Return all lines of the listing below that carry the word "mapping".
- - - - -
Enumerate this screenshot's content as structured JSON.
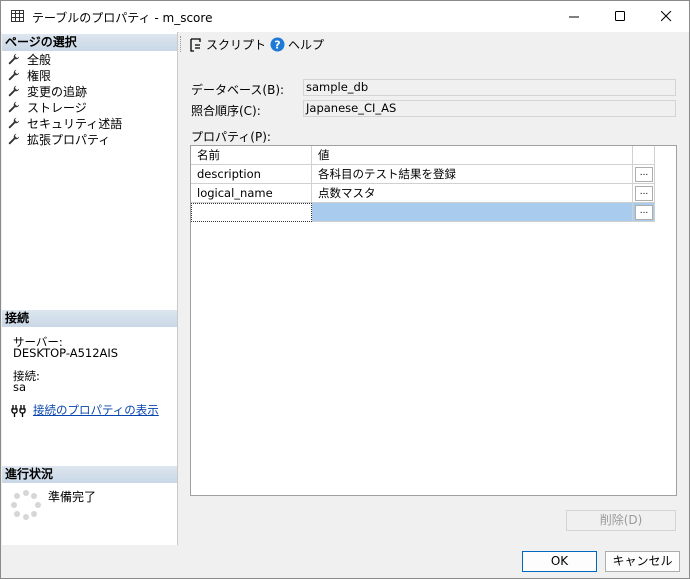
{
  "window": {
    "title": "テーブルのプロパティ - m_score"
  },
  "left": {
    "pages_header": "ページの選択",
    "pages": [
      "全般",
      "権限",
      "変更の追跡",
      "ストレージ",
      "セキュリティ述語",
      "拡張プロパティ"
    ],
    "connection_header": "接続",
    "server_label": "サーバー:",
    "server_value": "DESKTOP-A512AIS",
    "conn_label": "接続:",
    "conn_value": "sa",
    "conn_props_link": "接続のプロパティの表示",
    "progress_header": "進行状況",
    "progress_status": "準備完了"
  },
  "toolbar": {
    "script": "スクリプト",
    "help": "ヘルプ"
  },
  "fields": {
    "database_label": "データベース(B):",
    "database_value": "sample_db",
    "collation_label": "照合順序(C):",
    "collation_value": "Japanese_CI_AS",
    "properties_label": "プロパティ(P):"
  },
  "grid": {
    "columns": [
      "名前",
      "値"
    ],
    "rows": [
      {
        "name": "description",
        "value": "各科目のテスト結果を登録"
      },
      {
        "name": "logical_name",
        "value": "点数マスタ"
      },
      {
        "name": "",
        "value": ""
      }
    ],
    "ellipsis": "..."
  },
  "buttons": {
    "delete": "削除(D)",
    "ok": "OK",
    "cancel": "キャンセル"
  }
}
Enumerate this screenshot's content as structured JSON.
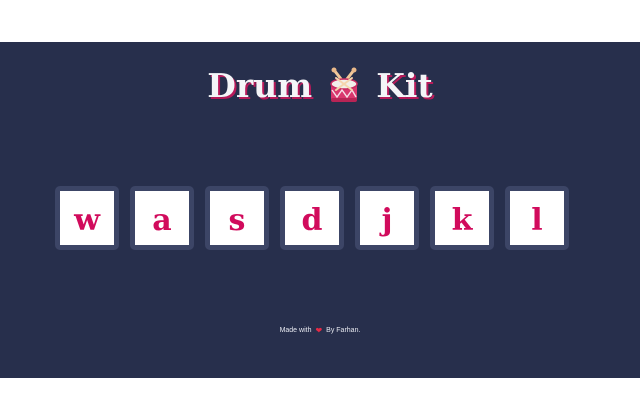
{
  "header": {
    "title_left": "Drum",
    "title_icon": "drum-icon",
    "title_right": "Kit"
  },
  "keys": [
    {
      "letter": "w"
    },
    {
      "letter": "a"
    },
    {
      "letter": "s"
    },
    {
      "letter": "d"
    },
    {
      "letter": "j"
    },
    {
      "letter": "k"
    },
    {
      "letter": "l"
    }
  ],
  "footer": {
    "prefix": "Made with",
    "icon": "heart-icon",
    "suffix": "By Farhan."
  },
  "colors": {
    "background": "#272f4c",
    "key_border": "#3c4566",
    "key_text": "#d10b5c",
    "title_shadow": "#b81a5a",
    "heart": "#e52a45"
  }
}
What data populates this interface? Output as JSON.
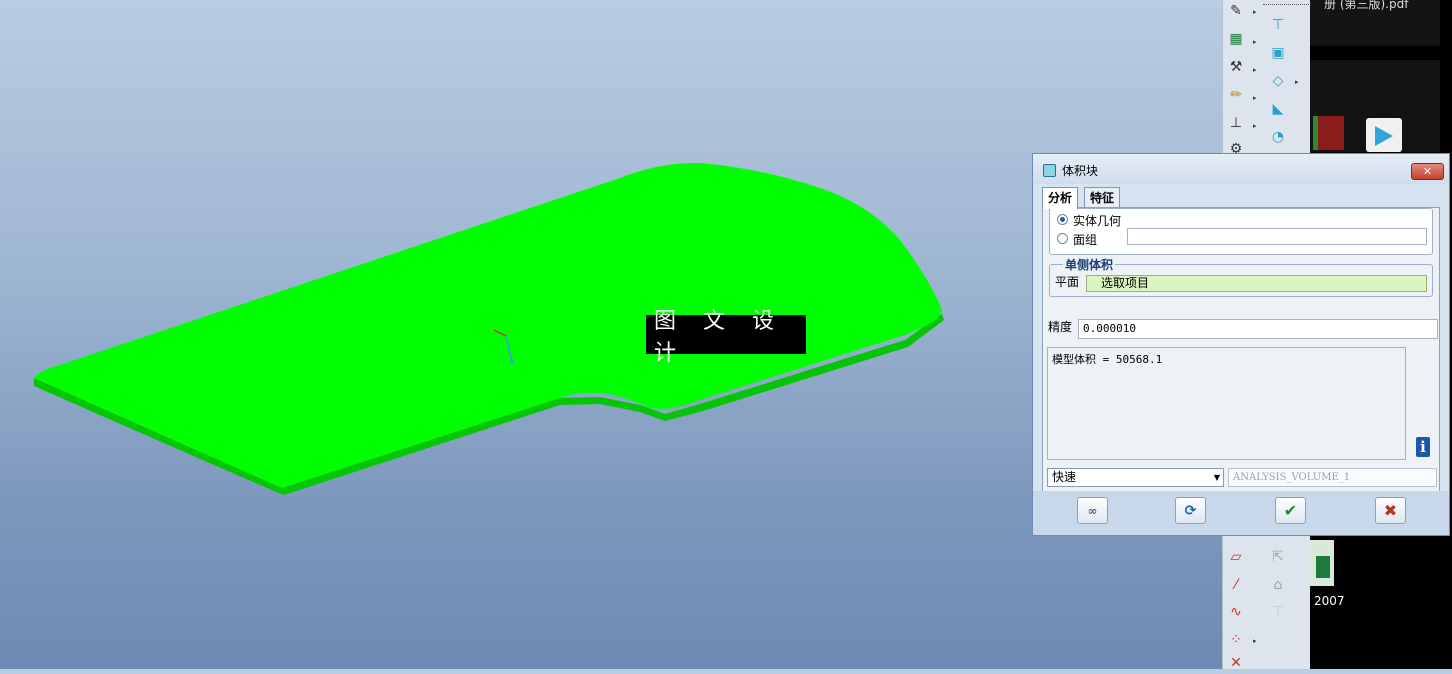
{
  "viewport": {
    "watermark_text": "图 文 设 计",
    "part_color": "#00ff00"
  },
  "desktop": {
    "pdf_text": "册 (第三版).pdf",
    "excel_label": "2007"
  },
  "dialog": {
    "title": "体积块",
    "tabs": [
      "分析",
      "特征"
    ],
    "geometry": {
      "option_solid": "实体几何",
      "option_quilt": "面组",
      "quilt_value": ""
    },
    "one_side": {
      "group_title": "单侧体积",
      "plane_label": "平面",
      "plane_collector": "选取项目"
    },
    "precision": {
      "label": "精度",
      "value": "0.000010"
    },
    "result_text": "模型体积 = 50568.1",
    "mode_select": "快速",
    "analysis_name": "ANALYSIS_VOLUME_1",
    "buttons": {
      "preview": "glasses-icon",
      "repeat": "refresh-icon",
      "ok": "check-icon",
      "cancel": "close-icon"
    }
  },
  "toolbar": {
    "icons": [
      "sketch-icon",
      "datum-axis-icon",
      "hammer-icon",
      "pencil-icon",
      "pin-icon",
      "gear-icon",
      "datum-plane-icon",
      "datum-axis-line-icon",
      "curve-icon",
      "datum-point-icon",
      "coordinate-icon"
    ]
  }
}
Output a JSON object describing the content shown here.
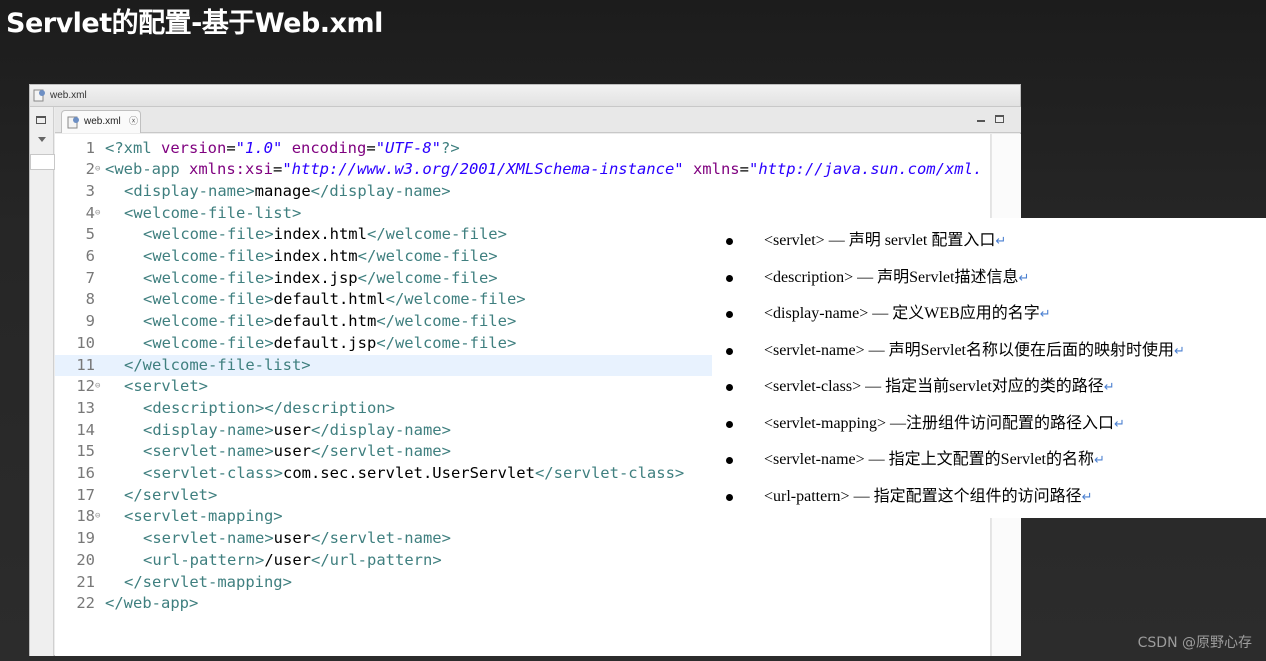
{
  "slide": {
    "title": "Servlet的配置-基于Web.xml"
  },
  "window": {
    "title": "web.xml",
    "tab_label": "web.xml",
    "tab_close": "ⓧ"
  },
  "editor": {
    "highlighted_line": 11,
    "lines": [
      {
        "num": "1",
        "fold": "",
        "indent": 0,
        "tokens": [
          [
            "t",
            "<?"
          ],
          [
            "t",
            "xml "
          ],
          [
            "a",
            "version"
          ],
          [
            "x",
            "="
          ],
          [
            "v",
            "\"1.0\""
          ],
          [
            "x",
            " "
          ],
          [
            "a",
            "encoding"
          ],
          [
            "x",
            "="
          ],
          [
            "v",
            "\"UTF-8\""
          ],
          [
            "t",
            "?>"
          ]
        ]
      },
      {
        "num": "2",
        "fold": "⊖",
        "indent": 0,
        "tokens": [
          [
            "t",
            "<web-app "
          ],
          [
            "a",
            "xmlns:xsi"
          ],
          [
            "x",
            "="
          ],
          [
            "v",
            "\"http://www.w3.org/2001/XMLSchema-instance\""
          ],
          [
            "x",
            " "
          ],
          [
            "a",
            "xmlns"
          ],
          [
            "x",
            "="
          ],
          [
            "v",
            "\"http://java.sun.com/xml."
          ]
        ]
      },
      {
        "num": "3",
        "fold": "",
        "indent": 1,
        "tokens": [
          [
            "t",
            "<display-name>"
          ],
          [
            "x",
            "manage"
          ],
          [
            "t",
            "</display-name>"
          ]
        ]
      },
      {
        "num": "4",
        "fold": "⊖",
        "indent": 1,
        "tokens": [
          [
            "t",
            "<welcome-file-list>"
          ]
        ]
      },
      {
        "num": "5",
        "fold": "",
        "indent": 2,
        "tokens": [
          [
            "t",
            "<welcome-file>"
          ],
          [
            "x",
            "index.html"
          ],
          [
            "t",
            "</welcome-file>"
          ]
        ]
      },
      {
        "num": "6",
        "fold": "",
        "indent": 2,
        "tokens": [
          [
            "t",
            "<welcome-file>"
          ],
          [
            "x",
            "index.htm"
          ],
          [
            "t",
            "</welcome-file>"
          ]
        ]
      },
      {
        "num": "7",
        "fold": "",
        "indent": 2,
        "tokens": [
          [
            "t",
            "<welcome-file>"
          ],
          [
            "x",
            "index.jsp"
          ],
          [
            "t",
            "</welcome-file>"
          ]
        ]
      },
      {
        "num": "8",
        "fold": "",
        "indent": 2,
        "tokens": [
          [
            "t",
            "<welcome-file>"
          ],
          [
            "x",
            "default.html"
          ],
          [
            "t",
            "</welcome-file>"
          ]
        ]
      },
      {
        "num": "9",
        "fold": "",
        "indent": 2,
        "tokens": [
          [
            "t",
            "<welcome-file>"
          ],
          [
            "x",
            "default.htm"
          ],
          [
            "t",
            "</welcome-file>"
          ]
        ]
      },
      {
        "num": "10",
        "fold": "",
        "indent": 2,
        "tokens": [
          [
            "t",
            "<welcome-file>"
          ],
          [
            "x",
            "default.jsp"
          ],
          [
            "t",
            "</welcome-file>"
          ]
        ]
      },
      {
        "num": "11",
        "fold": "",
        "indent": 1,
        "tokens": [
          [
            "t",
            "</welcome-file-list>"
          ]
        ]
      },
      {
        "num": "12",
        "fold": "⊖",
        "indent": 1,
        "tokens": [
          [
            "t",
            "<servlet>"
          ]
        ]
      },
      {
        "num": "13",
        "fold": "",
        "indent": 2,
        "tokens": [
          [
            "t",
            "<description></description>"
          ]
        ]
      },
      {
        "num": "14",
        "fold": "",
        "indent": 2,
        "tokens": [
          [
            "t",
            "<display-name>"
          ],
          [
            "x",
            "user"
          ],
          [
            "t",
            "</display-name>"
          ]
        ]
      },
      {
        "num": "15",
        "fold": "",
        "indent": 2,
        "tokens": [
          [
            "t",
            "<servlet-name>"
          ],
          [
            "x",
            "user"
          ],
          [
            "t",
            "</servlet-name>"
          ]
        ]
      },
      {
        "num": "16",
        "fold": "",
        "indent": 2,
        "tokens": [
          [
            "t",
            "<servlet-class>"
          ],
          [
            "x",
            "com.sec.servlet.UserServlet"
          ],
          [
            "t",
            "</servlet-class>"
          ]
        ]
      },
      {
        "num": "17",
        "fold": "",
        "indent": 1,
        "tokens": [
          [
            "t",
            "</servlet>"
          ]
        ]
      },
      {
        "num": "18",
        "fold": "⊖",
        "indent": 1,
        "tokens": [
          [
            "t",
            "<servlet-mapping>"
          ]
        ]
      },
      {
        "num": "19",
        "fold": "",
        "indent": 2,
        "tokens": [
          [
            "t",
            "<servlet-name>"
          ],
          [
            "x",
            "user"
          ],
          [
            "t",
            "</servlet-name>"
          ]
        ]
      },
      {
        "num": "20",
        "fold": "",
        "indent": 2,
        "tokens": [
          [
            "t",
            "<url-pattern>"
          ],
          [
            "x",
            "/user"
          ],
          [
            "t",
            "</url-pattern>"
          ]
        ]
      },
      {
        "num": "21",
        "fold": "",
        "indent": 1,
        "tokens": [
          [
            "t",
            "</servlet-mapping>"
          ]
        ]
      },
      {
        "num": "22",
        "fold": "",
        "indent": 0,
        "tokens": [
          [
            "t",
            "</web-app>"
          ]
        ]
      }
    ]
  },
  "notes": {
    "return_mark": "↵",
    "items": [
      "<servlet> — 声明  servlet  配置入口",
      "<description> — 声明Servlet描述信息",
      "<display-name>   — 定义WEB应用的名字",
      "<servlet-name> — 声明Servlet名称以便在后面的映射时使用",
      "<servlet-class> — 指定当前servlet对应的类的路径",
      "<servlet-mapping>   —注册组件访问配置的路径入口",
      "<servlet-name> — 指定上文配置的Servlet的名称",
      "<url-pattern> — 指定配置这个组件的访问路径"
    ]
  },
  "watermark": "CSDN @原野心存",
  "colors": {
    "tag": "#3f7f7f",
    "attribute": "#7f007f",
    "value": "#2a00ff",
    "highlight": "#e8f2fe"
  }
}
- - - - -
» RESULT OF THE EXERCISE:
            "<servlet-mapping>"
            "</servlet-mapping>"
      "<servlet-mapping>   —注册组件访问配置的路径入口",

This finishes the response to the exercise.